A pursuit in SM can appear at a very early age and often seems by the full time people are within their twenties (Breslow, Evans, & Langley, 1985). Moser and Levitt (1987) discovered that 10% of an SM help group they studied “came out” between your many years of 11 and 16; 26percent reported a primary SM experience by age 16; and 26% of the surveyed “came away” into SM before having their SM that is first experience. A research by Sandnabba, Santtila, and Nordling (1999) surveyed users of SM groups in Finland and discovered that 9.3% had knowing of their sadomasochistic inclinations before the chronilogical age of 10.

There is certainly small research about the methods stigma impacts SM-identified people, but there is much proof that SM is stigmatized. Wright (2006) documented instances of discrimination against people, moms and dads, personal events, and orderly SM community events, showing that SM-identified individuals may suffer discrimination, become goals of physical violence, and lose safety clearances, inheritances, jobs, and custody of kiddies. Based on Link and Phelan (2001), stigma reduces someone’s status into the optical eyes of culture and “marks the boundaries a culture produces between ‘normals’ and ‘outsiders’” (p. 377). Goffman (1963) noted that stigmatized teams are imbued having a wide variety of negative faculties, causing vexation in the interactions between stigmatized and nonstigmatized people. The interactions are even even even worse if the condition that is stigmatized observed become voluntary, for instance, whenever homosexuality is observed as an option. Relating to Goffman, people reshape their identification to add judgments that are societal ultimately causing pity, guilt, self-labeling, and self-hatred.

Sadism and masochism have past history of being stigmatized medically. The Diagnostic Statistical Manual (DSM) first classified them being a deviation that is“sexual (APA, 1952, 1968) and soon after “sexual disorders” (APA, 1980). The APA took a step toward demedicalizing SM (Moser & Kleinplatz, 2005) in response to lobbying on the part of BDSM groups who pointed to the absence of evidence supporting the pathologization of sadism and masochism. The definition that is current the DSM-IV-TR hinges the category of “disorder” in the existence of stress or nonconsensual behaviors 2 (APA, 2000). Drafts of this forthcoming DSM available on line stress that paraphilias (a term that is broad includes SM passions) “are perhaps not ipso facto psychiatric disorders” (APA, 2010).

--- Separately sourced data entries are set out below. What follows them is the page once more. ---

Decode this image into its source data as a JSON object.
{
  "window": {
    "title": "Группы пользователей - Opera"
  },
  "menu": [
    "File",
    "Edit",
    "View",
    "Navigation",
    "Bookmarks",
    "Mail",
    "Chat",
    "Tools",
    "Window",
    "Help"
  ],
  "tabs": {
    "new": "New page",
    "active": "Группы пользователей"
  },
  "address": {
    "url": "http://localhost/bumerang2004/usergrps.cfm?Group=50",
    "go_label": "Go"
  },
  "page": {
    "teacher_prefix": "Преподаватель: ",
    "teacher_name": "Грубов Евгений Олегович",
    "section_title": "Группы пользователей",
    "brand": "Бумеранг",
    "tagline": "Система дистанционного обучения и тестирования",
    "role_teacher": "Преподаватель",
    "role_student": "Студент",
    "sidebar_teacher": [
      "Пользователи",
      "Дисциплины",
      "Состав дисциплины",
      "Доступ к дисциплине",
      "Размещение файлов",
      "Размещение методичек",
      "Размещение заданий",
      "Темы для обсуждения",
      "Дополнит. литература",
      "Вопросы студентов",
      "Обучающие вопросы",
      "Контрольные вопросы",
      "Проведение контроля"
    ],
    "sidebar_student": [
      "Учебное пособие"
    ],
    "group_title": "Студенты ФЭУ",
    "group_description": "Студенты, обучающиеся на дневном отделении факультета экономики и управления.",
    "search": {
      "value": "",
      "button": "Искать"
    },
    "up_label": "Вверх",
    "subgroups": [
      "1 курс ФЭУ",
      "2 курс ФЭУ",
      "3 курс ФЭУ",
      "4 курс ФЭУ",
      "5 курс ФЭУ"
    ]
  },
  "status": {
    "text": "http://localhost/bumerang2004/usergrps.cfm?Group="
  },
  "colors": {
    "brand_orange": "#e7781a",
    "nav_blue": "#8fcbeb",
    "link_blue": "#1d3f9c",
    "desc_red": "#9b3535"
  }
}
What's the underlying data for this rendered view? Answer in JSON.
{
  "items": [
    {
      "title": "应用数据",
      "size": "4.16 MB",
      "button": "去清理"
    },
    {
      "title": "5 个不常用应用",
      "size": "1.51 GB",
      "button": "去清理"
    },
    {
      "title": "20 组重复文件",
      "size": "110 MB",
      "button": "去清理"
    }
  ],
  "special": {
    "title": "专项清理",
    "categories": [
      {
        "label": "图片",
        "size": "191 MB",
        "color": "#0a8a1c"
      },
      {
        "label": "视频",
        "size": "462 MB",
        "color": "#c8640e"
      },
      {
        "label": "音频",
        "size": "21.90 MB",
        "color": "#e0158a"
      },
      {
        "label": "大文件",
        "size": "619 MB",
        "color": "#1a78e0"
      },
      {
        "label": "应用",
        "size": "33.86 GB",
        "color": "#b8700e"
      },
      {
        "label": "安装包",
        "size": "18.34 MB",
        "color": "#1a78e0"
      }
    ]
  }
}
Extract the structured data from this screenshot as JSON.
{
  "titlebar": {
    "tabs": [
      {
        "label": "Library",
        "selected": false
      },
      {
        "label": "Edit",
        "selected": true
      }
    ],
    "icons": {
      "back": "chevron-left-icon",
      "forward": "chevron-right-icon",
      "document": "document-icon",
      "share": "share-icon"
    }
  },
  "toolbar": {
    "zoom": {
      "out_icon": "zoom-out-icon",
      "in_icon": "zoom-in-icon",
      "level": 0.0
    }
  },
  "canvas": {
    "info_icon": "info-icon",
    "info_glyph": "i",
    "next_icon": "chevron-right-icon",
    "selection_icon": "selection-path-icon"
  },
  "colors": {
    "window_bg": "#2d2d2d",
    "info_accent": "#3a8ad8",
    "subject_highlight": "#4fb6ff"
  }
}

Demedicalization eliminates a barrier that is major the development of outreach, education, anti-stigma promotions and individual solutions. In 1973, the DSM changed its category of homosexuality, which had been classified as a disorder that is“sexual” and much de-stigmatization followed in the wake of the choice (Kilgore et al., 2005). With demedicalization, intercourse educators can adopt reassuring and demedicalizing language about SM, and outreach efforts are better in a position to deal with stigma in culture most importantly.